Edmund Wellisha, the head guard at the prison, was convicted of undernourishing prisoners in support of the rebellion.
Kilmainham Gaol has played an important part in Irish history, as many leaders of Irish rebellions were imprisioned and some executed in the prison by the British and latterly in 1923 by the Irish Free State.
When it was first built in 1796, Kilmainham Gaol was called the 'New Gaol' to distinguish it from the old gaol it was intended to replace - a noisome dungeon, just a few hundred yards from the present site. It was officially called the County of Dublin Gaol, and was originally run by the Grand Jury for County Dublin. Over the 128 years it served as a prison, its cells held many of the most famous people involved in the campaign for Irish independence. The British imprisoned and executed the leaders of the 1916 Easter Rising here.its cells were roughly 28metre squared.
Children were sometimes arrested for petty theft, the youngest said to be a seven year-old boy, while many of the adult prisoners were deported to Australia.
There was no segregation of prisoners; men, women and children were incarcerated up to 5 in each cell, with only a single candle for light and heat, most of their time was spent in the cold and the dark.
Kilmainham Gaol was abandoned as a prison in 1924, by the government of the new Irish Free State.
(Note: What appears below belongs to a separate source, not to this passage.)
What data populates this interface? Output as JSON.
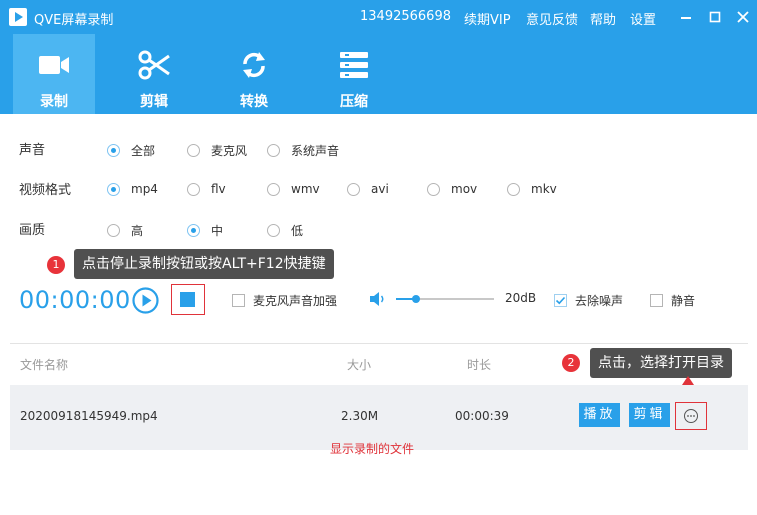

Following lengthy restoration, it now houses a museum on the history of Irish nationalism and offers guided tours of the building. An art gallery on the top floor exhibits paintings, sculptures and jewelry of prisoners incarcerated in prisons all over contemporary Ireland.